▶ _What you are asked to do_
Set down all the lines below, each one exactly as shown.

(Data records for software interfaces)
· · ·

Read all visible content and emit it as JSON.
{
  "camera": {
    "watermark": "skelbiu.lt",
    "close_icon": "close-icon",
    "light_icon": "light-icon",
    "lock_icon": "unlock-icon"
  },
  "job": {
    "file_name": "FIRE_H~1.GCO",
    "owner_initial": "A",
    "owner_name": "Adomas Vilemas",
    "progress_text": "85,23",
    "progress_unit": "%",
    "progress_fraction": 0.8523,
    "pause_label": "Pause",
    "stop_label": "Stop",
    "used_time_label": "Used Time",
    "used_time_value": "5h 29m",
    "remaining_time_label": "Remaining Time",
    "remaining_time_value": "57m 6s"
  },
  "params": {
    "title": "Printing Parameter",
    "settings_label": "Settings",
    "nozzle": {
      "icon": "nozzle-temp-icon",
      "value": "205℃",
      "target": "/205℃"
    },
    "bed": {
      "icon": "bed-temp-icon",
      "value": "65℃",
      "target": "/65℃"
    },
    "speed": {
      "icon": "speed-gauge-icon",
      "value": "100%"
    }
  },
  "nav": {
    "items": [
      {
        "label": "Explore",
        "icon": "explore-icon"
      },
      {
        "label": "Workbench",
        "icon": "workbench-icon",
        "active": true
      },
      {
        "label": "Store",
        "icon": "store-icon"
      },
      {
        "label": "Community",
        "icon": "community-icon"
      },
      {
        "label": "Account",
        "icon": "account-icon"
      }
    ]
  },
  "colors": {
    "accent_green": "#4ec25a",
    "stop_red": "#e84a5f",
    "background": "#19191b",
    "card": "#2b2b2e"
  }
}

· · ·

▶ _Solution to the exercise_
Read all visible content and emit it as JSON.
{
  "camera": {
    "watermark": "skelbiu.lt",
    "close_icon": "close-icon",
    "light_icon": "light-icon",
    "lock_icon": "unlock-icon"
  },
  "job": {
    "file_name": "FIRE_H~1.GCO",
    "owner_initial": "A",
    "owner_name": "Adomas Vilemas",
    "progress_text": "85,23",
    "progress_unit": "%",
    "progress_fraction": 0.8523,
    "pause_label": "Pause",
    "stop_label": "Stop",
    "used_time_label": "Used Time",
    "used_time_value": "5h 29m",
    "remaining_time_label": "Remaining Time",
    "remaining_time_value": "57m 6s"
  },
  "params": {
    "title": "Printing Parameter",
    "settings_label": "Settings",
    "nozzle": {
      "icon": "nozzle-temp-icon",
      "value": "205℃",
      "target": "/205℃"
    },
    "bed": {
      "icon": "bed-temp-icon",
      "value": "65℃",
      "target": "/65℃"
    },
    "speed": {
      "icon": "speed-gauge-icon",
      "value": "100%"
    }
  },
  "nav": {
    "items": [
      {
        "label": "Explore",
        "icon": "explore-icon"
      },
      {
        "label": "Workbench",
        "icon": "workbench-icon",
        "active": true
      },
      {
        "label": "Store",
        "icon": "store-icon"
      },
      {
        "label": "Community",
        "icon": "community-icon"
      },
      {
        "label": "Account",
        "icon": "account-icon"
      }
    ]
  },
  "colors": {
    "accent_green": "#4ec25a",
    "stop_red": "#e84a5f",
    "background": "#19191b",
    "card": "#2b2b2e"
  }
}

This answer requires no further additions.